That might not be all that easy. To put things in context, the US makes for 65% of $155 million IT revenue. The domestic market is a third of that. According to Nasscom’s older estimates, the exports business was growing at 10.3%, while the domestic business was growing at 3.2%.

Meanwhile, the industry lobby has said that in 2016-17 the growth in IT revenue will be 8.6%, which is in the lower band of its guidance of 8% to 10%. However, the industry failed to forecast growth of 2017-18.

According to CP Gurnani, chairman of Nasscom and CEO of Tech Mahindra, the range of growth can vary between 6% and 10%, due to political uncertainties.

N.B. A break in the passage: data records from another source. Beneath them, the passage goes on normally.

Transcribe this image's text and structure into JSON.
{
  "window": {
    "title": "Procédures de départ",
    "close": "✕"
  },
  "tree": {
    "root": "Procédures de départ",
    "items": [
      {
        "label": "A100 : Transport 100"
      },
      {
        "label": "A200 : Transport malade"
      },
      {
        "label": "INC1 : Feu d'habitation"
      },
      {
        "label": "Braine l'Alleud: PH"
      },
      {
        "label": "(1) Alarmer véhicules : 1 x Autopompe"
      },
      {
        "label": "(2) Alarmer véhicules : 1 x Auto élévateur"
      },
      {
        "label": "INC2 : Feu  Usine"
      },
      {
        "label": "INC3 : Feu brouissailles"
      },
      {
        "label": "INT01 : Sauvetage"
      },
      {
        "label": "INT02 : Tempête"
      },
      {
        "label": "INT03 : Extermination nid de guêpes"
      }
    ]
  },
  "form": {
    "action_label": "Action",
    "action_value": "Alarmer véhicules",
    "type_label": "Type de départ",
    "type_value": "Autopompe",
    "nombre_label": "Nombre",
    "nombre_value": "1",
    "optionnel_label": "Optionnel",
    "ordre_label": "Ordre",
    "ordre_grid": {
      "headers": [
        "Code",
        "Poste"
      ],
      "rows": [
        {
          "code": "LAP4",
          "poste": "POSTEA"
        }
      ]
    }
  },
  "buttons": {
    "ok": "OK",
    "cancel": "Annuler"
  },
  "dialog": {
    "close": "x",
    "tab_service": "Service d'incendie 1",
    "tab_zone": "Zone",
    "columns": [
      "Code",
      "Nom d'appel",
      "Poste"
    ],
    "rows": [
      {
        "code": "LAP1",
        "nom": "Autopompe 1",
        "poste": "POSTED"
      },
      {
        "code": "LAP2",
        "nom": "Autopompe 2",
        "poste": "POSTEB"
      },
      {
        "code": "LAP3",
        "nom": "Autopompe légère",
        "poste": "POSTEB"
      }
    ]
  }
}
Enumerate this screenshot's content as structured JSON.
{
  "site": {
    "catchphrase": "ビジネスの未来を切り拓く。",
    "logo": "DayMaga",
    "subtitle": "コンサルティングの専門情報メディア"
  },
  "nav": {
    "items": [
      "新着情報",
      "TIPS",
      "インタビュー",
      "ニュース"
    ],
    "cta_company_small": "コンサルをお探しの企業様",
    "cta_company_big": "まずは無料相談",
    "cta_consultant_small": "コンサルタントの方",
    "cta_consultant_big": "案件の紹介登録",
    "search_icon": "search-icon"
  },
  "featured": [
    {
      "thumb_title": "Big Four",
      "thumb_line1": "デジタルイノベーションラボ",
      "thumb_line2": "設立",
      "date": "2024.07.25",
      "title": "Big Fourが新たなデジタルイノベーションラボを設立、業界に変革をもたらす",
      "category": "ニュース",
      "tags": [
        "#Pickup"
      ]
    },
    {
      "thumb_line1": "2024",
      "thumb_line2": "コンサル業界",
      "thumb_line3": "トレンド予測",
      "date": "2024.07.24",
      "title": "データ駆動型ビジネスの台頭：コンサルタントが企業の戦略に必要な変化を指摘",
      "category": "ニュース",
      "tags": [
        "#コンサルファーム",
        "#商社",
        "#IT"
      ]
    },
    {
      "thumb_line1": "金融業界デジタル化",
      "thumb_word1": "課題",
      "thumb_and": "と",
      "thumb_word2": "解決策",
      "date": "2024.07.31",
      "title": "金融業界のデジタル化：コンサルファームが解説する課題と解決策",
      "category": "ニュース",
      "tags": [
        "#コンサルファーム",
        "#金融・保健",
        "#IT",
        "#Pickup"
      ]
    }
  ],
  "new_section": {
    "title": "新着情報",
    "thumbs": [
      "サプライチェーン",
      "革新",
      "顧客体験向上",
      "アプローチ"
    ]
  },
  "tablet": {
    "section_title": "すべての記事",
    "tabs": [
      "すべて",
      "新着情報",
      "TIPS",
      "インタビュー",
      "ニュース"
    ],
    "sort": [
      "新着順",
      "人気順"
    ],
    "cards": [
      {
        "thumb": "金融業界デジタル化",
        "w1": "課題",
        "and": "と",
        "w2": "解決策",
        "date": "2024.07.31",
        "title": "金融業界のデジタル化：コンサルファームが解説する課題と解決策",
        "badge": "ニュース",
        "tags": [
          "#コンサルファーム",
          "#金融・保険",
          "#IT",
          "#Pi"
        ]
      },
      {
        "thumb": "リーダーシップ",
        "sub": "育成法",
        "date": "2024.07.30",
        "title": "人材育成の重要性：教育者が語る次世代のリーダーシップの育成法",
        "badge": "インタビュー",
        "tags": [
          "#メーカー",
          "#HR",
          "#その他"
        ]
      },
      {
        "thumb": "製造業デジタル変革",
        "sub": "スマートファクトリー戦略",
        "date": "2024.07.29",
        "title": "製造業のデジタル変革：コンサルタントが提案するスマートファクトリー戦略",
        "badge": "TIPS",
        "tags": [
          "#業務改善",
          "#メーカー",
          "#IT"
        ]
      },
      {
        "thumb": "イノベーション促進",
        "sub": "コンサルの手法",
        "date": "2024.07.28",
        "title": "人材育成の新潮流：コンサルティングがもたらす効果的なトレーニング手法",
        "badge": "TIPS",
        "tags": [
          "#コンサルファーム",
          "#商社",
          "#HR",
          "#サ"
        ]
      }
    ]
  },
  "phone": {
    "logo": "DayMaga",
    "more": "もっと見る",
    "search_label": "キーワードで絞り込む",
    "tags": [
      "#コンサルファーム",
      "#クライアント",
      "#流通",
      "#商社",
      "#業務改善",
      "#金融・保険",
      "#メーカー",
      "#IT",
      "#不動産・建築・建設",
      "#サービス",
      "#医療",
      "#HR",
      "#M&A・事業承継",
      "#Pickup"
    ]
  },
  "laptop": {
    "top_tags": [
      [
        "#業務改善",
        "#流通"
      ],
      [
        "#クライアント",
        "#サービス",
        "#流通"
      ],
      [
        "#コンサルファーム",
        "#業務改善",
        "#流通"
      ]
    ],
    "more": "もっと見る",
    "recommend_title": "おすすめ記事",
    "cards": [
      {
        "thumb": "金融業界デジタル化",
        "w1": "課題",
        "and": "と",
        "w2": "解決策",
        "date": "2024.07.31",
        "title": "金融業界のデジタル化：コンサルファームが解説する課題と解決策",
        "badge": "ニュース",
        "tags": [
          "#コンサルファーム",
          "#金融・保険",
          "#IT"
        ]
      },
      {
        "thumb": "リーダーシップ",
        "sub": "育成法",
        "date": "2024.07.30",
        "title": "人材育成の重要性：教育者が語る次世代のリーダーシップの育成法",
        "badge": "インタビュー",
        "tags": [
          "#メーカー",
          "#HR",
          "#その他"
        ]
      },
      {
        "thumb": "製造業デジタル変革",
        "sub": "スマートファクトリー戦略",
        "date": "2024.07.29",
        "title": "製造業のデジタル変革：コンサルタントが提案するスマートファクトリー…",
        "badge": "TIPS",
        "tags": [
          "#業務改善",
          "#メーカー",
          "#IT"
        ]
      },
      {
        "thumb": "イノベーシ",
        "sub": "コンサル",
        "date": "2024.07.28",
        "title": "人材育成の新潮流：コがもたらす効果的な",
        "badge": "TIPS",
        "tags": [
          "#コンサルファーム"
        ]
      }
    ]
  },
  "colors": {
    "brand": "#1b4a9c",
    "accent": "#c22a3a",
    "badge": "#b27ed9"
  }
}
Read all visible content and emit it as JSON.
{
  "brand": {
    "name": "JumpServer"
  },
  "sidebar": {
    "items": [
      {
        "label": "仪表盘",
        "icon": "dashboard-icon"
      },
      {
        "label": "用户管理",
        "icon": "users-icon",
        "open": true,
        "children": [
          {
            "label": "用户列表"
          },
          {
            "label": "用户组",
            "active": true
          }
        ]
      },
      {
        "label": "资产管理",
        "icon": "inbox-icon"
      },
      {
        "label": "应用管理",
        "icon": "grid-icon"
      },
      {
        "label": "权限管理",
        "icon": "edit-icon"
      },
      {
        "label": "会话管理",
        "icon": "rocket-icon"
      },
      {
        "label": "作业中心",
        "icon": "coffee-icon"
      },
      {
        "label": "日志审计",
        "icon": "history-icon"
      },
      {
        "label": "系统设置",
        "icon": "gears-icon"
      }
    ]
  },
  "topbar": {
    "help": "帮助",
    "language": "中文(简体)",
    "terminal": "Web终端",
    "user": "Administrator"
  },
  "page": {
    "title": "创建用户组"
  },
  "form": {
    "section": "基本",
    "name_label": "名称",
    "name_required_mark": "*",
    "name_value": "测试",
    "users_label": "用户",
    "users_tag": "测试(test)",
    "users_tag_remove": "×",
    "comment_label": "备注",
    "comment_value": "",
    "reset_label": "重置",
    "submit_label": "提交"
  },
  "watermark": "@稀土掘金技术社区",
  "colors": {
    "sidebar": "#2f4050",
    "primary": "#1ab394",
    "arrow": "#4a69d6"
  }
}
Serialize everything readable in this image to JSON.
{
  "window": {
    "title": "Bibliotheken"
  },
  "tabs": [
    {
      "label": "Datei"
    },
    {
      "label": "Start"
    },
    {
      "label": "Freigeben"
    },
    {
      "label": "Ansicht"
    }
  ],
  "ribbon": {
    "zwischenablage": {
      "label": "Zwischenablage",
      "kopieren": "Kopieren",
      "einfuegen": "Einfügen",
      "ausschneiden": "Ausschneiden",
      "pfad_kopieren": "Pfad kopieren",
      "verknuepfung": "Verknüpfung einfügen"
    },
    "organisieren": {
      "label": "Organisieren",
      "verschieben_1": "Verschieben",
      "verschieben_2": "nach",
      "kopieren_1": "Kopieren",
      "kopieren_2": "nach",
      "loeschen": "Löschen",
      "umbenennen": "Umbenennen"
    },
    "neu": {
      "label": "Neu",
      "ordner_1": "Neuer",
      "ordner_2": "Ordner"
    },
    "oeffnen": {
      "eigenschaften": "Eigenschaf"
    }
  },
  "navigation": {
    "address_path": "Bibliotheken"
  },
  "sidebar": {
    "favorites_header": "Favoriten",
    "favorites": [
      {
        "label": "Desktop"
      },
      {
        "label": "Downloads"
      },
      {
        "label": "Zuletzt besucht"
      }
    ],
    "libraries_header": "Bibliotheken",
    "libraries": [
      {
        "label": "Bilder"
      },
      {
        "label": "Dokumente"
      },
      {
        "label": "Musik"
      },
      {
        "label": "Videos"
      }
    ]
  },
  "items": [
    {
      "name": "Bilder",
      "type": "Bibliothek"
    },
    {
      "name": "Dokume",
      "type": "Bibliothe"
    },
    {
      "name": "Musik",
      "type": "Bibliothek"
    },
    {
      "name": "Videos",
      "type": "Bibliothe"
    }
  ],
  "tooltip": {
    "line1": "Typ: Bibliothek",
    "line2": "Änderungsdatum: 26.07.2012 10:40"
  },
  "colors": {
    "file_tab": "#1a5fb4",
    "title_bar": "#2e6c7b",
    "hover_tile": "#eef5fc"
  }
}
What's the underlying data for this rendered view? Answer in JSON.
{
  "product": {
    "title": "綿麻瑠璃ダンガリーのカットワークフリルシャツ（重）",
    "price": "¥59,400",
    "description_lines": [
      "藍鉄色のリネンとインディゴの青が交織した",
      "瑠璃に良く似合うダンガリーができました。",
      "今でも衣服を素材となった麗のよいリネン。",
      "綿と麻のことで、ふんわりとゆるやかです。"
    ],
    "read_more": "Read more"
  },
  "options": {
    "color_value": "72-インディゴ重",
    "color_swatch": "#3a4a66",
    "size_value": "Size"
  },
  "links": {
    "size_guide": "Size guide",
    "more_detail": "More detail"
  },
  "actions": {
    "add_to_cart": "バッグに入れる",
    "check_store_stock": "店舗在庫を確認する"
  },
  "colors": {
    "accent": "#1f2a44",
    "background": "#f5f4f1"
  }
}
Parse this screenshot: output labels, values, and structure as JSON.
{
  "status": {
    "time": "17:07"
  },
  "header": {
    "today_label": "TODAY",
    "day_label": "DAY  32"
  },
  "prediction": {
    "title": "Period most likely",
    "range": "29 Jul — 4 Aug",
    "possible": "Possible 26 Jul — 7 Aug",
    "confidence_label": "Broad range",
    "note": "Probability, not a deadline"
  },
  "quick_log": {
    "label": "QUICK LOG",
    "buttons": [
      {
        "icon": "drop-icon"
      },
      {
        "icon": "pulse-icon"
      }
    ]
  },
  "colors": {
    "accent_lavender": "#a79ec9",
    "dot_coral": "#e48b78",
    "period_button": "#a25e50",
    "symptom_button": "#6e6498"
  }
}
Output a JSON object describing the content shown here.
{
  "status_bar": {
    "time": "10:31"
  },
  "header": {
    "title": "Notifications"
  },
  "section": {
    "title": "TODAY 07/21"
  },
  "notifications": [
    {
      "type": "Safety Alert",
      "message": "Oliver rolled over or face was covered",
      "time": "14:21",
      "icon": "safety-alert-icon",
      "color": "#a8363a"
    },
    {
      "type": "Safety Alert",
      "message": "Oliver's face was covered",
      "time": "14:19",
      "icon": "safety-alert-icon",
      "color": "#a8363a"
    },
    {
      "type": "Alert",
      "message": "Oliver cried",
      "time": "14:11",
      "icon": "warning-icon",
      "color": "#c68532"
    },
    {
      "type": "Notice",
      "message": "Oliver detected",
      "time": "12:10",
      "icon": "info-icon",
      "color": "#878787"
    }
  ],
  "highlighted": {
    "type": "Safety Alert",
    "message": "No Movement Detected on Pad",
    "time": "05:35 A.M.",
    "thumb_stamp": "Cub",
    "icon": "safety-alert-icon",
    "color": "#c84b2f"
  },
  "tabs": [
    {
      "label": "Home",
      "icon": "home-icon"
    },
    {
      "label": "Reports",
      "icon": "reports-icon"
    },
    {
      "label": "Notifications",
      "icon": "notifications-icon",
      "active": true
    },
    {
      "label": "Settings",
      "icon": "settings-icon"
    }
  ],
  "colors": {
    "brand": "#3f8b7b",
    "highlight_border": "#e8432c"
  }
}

According a London-headquarters publishing house, between 2012 and 2015, TCS, Infosys and Wipro and Infosys submitted over 150,000 visa applications. The median salary for the applicants was $69,500. That would be 30% to 40% lower than what companies would pay the locals.

Trump plans to double the minimum wage for H1-B visa holders, in an attempt to bring back lost American jobs.

India’s IT revenue has grown on the back of global outsourcing. R Chandrashekhar, president of Nasscom added that uncertainties also come currency fluctuations, political volatility, stagnant discretionary spending by banking, financial and insurance services clients.

Ambani believes that the India is at the cusp of a technology revolution. He has pumped in close to Rs 2,00,000 crore into his telecom venture, Reliance Jio, as he expects data to become the next big frontier for Reliance Industries, which has a market capitalisation of Rs 3.45 trillion.

Ambani said that while some of the developed countries are focusing on protectionism, the Indian IT industry should strengthen its domestic capabilities. “We have a very big advantage in this new world of digitization… we should continue to be open and never think whatever the world changes,” he said.